(A while back, I sent papers a story on the new
“Shahs of Sunset” series and its most interesting person, Asa Soltan Rahmati. Since then, one person has said his name should not be in the story; he is not married to Rahmati, he said, and he's not involved with her.

(The original confusion may have started with a Los Angeles Times article I mentioned in the story. Let's err on the side of making sure everything is accurate; here's the story, now with that that paragraph omitted.)

By MIKE HUGHES

Tucked into Los Angeles' sprawl are
endless sub-cultures.

Some – black, Chicano, Asian –
have had TV time. Now the Persians get their turn.

These are people with roots in Iran. In
Bravo's new “Shahs of Sunset,” you'll hear young adults rave
about the Persian culture; you'll also hear Asa Soltan Rahmati say
she has mixed feelings.

What's good about the culture? What's
bad? “I probably have the same answer to both,” Rahmati said by
phone. “It's passion.”

The passionate life can glow. “We're
old-school,” she said. “There's the love of friends and family.”
And it can reach excess. “We can be obsessive about some things,”
she said.

Viewers got an example in Sunday's
opener, which reruns every day this week: A trendy-dressed beauty
says Rahmati (who has a self-described “modern Persian gypsy
Bohemian” life and look) is “ghetto”; then they scream a lot.

We expect that, because this is a
reality show. It's produced by Ryan Seacrest (the “American Idol”
host), who wrote that the six main people are compelling: “They are
confident, combative and outrageous. But they are also colorful,
caring and funny.”

And they are attractive, diverse (one
is gay, one is Jewish, Rahmati is rebellious) and wealthy. Their
families left Iran after the 1979 revolution, but most had sent money
ahead.

Rahmati said her family had a bumpier
ride. “My father was a very high officer in the Navy. We had a lot
of respect and wealth.”

He stayed in Iran after the revolution;
that changed about five years later. “We escaped as political
refugees,” Rahmati said. “We left with one suitcase each.”

She was 8 then, adjusting to Hamburg,
Germany. Later, the family moved to the U.S., finding an apartment
that could get the kids into Beverly Hills High School.

“It was an incredible culture shock,”
Rahmati said, but not necessarily a bad one. She was 15 and already
had an arty image; that gave her an identity on “90210” turf.

In some ways, Rahmati has become a
classic Californian. “I was always a cultural observer … Living
here, with the palm trees and the ocean is definitely a good thing.”

There, Rahmati can follow her ideas.
“I'm multi-media, all over the place,” she said.

She writes and records music, designs
art, even poses on a bicycle in a bikini, holding a machine gun.
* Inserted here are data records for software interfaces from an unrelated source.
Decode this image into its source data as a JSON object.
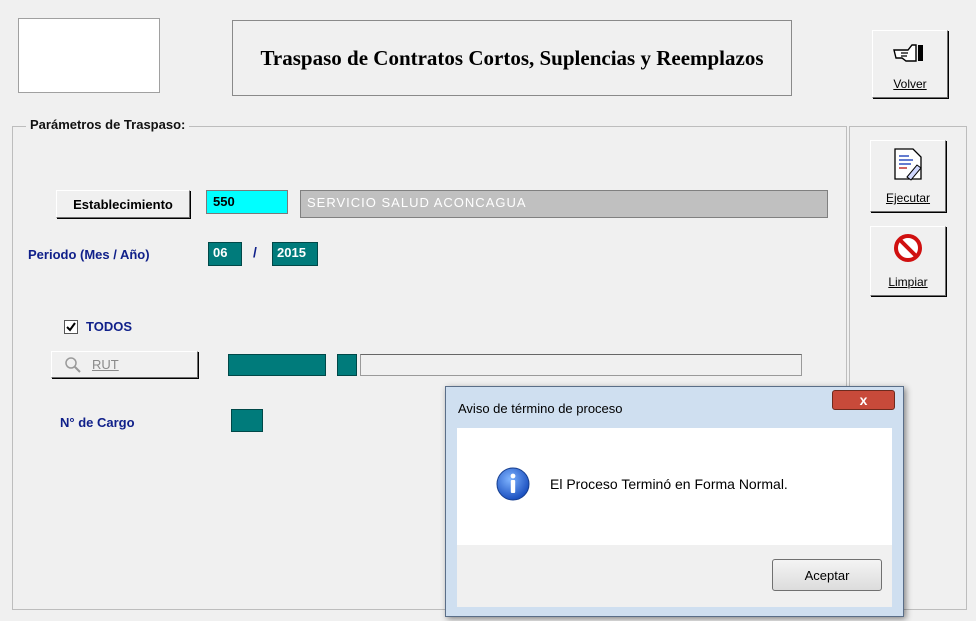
{
  "header": {
    "title": "Traspaso de Contratos Cortos, Suplencias y Reemplazos"
  },
  "side": {
    "volver": "Volver",
    "ejecutar": "Ejecutar",
    "limpiar": "Limpiar"
  },
  "form": {
    "group_label": "Parámetros de Traspaso:",
    "establecimiento_button": "Establecimiento",
    "establecimiento_code": "550",
    "establecimiento_name": "SERVICIO SALUD ACONCAGUA",
    "periodo_label": "Periodo (Mes / Año)",
    "month": "06",
    "separator": "/",
    "year": "2015",
    "todos_label": "TODOS",
    "todos_checked": true,
    "rut_button": "RUT",
    "cargo_label": "N° de Cargo"
  },
  "dialog": {
    "title": "Aviso de término de proceso",
    "close": "x",
    "message": "El Proceso Terminó en Forma Normal.",
    "ok": "Aceptar"
  },
  "icons": [
    "pointing-hand-icon",
    "document-pen-icon",
    "no-sign-icon",
    "info-icon",
    "checkbox-icon",
    "search-icon"
  ]
}
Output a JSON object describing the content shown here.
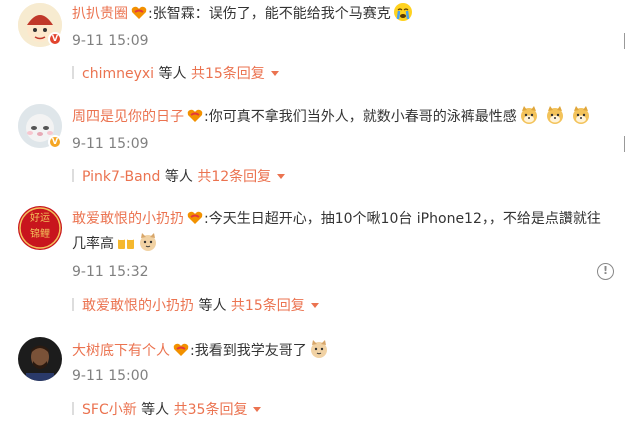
{
  "comments": [
    {
      "user": "扒扒贵圈",
      "text": ":张智霖：误伤了，能不能给我个马赛克",
      "time": "9-11 15:09",
      "reply_user": "chimneyxi",
      "reply_mid": "等人",
      "reply_total": "共15条回复"
    },
    {
      "user": "周四是见你的日子",
      "text": ":你可真不拿我们当外人，就数小春哥的泳裤最性感",
      "time": "9-11 15:09",
      "reply_user": "Pink7-Band",
      "reply_mid": "等人",
      "reply_total": "共12条回复"
    },
    {
      "user": "敢爱敢恨的小扔扔",
      "text": ":今天生日超开心，抽10个啾10台 iPhone12，，不给是点讚就往",
      "text_line2": "几率高",
      "time": "9-11 15:32",
      "reply_user": "敢爱敢恨的小扔扔",
      "reply_mid": "等人",
      "reply_total": "共15条回复"
    },
    {
      "user": "大树底下有个人",
      "text": ":我看到我学友哥了",
      "time": "9-11 15:00",
      "reply_user": "SFC小新",
      "reply_mid": "等人",
      "reply_total": "共35条回复"
    }
  ],
  "avatars": {
    "a1_text": "扒",
    "a3_text_top": "好运",
    "a3_text_bottom": "锦鲤"
  },
  "badges": {
    "verified": "V"
  },
  "icons": {
    "report": "!"
  },
  "colors": {
    "username": "#eb7350",
    "time": "#808080",
    "text": "#333333"
  }
}
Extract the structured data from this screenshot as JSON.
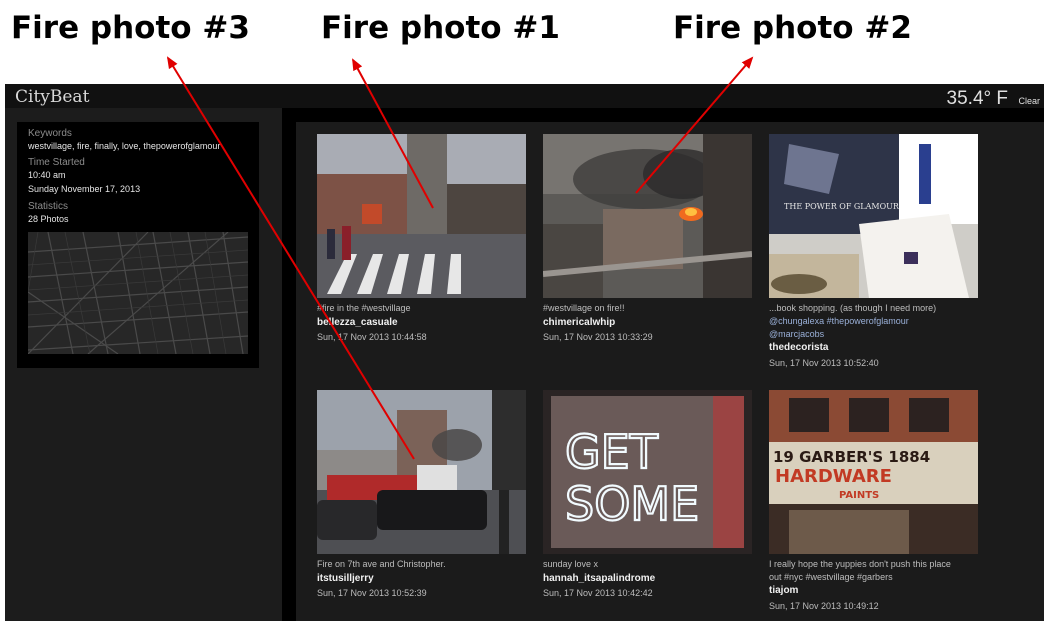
{
  "annotations": {
    "fire3": "Fire photo #3",
    "fire1": "Fire photo #1",
    "fire2": "Fire photo #2",
    "arrow_color": "#e00000"
  },
  "app": {
    "title": "CityBeat",
    "temperature": "35.4° F",
    "condition": "Clear"
  },
  "sidebar": {
    "keywords_label": "Keywords",
    "keywords_value": "westvillage, fire, finally, love, thepowerofglamour",
    "time_label": "Time Started",
    "time_value": "10:40 am",
    "date_value": "Sunday November 17, 2013",
    "stats_label": "Statistics",
    "stats_value": "28 Photos"
  },
  "photos": [
    {
      "caption_lines": [
        "#fire in the #westvillage"
      ],
      "user": "bellezza_casuale",
      "time": "Sun, 17 Nov 2013 10:44:58"
    },
    {
      "caption_lines": [
        "#westvillage on fire!!"
      ],
      "user": "chimericalwhip",
      "time": "Sun, 17 Nov 2013 10:33:29"
    },
    {
      "caption_lines": [
        "...book shopping. (as though I need more)",
        "@chungalexa #thepowerofglamour",
        "@marcjacobs"
      ],
      "user": "thedecorista",
      "time": "Sun, 17 Nov 2013 10:52:40"
    },
    {
      "caption_lines": [
        "Fire on 7th ave and Christopher."
      ],
      "user": "itstusilljerry",
      "time": "Sun, 17 Nov 2013 10:52:39"
    },
    {
      "caption_lines": [
        "sunday love x"
      ],
      "user": "hannah_itsapalindrome",
      "time": "Sun, 17 Nov 2013 10:42:42"
    },
    {
      "caption_lines": [
        "I really hope the yuppies don't push this place",
        "out #nyc #westvillage #garbers"
      ],
      "user": "tiajom",
      "time": "Sun, 17 Nov 2013 10:49:12"
    }
  ],
  "photo_text": {
    "neon": [
      "GET",
      "SOME"
    ],
    "book_cover": "THE POWER OF GLAMOUR",
    "sign_line1": "19 GARBER'S 1884",
    "sign_line2": "HARDWARE",
    "sign_line3": "PAINTS"
  }
}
The bikini, of course, is gold. “I
love gold,” Rahmati said. Sometimes, obsession looks good on
people.

– “Shahs of Sunrise,” 10 p.m.
Sundays, Bravo.

– The opener debuted March 11 and
reruns daily.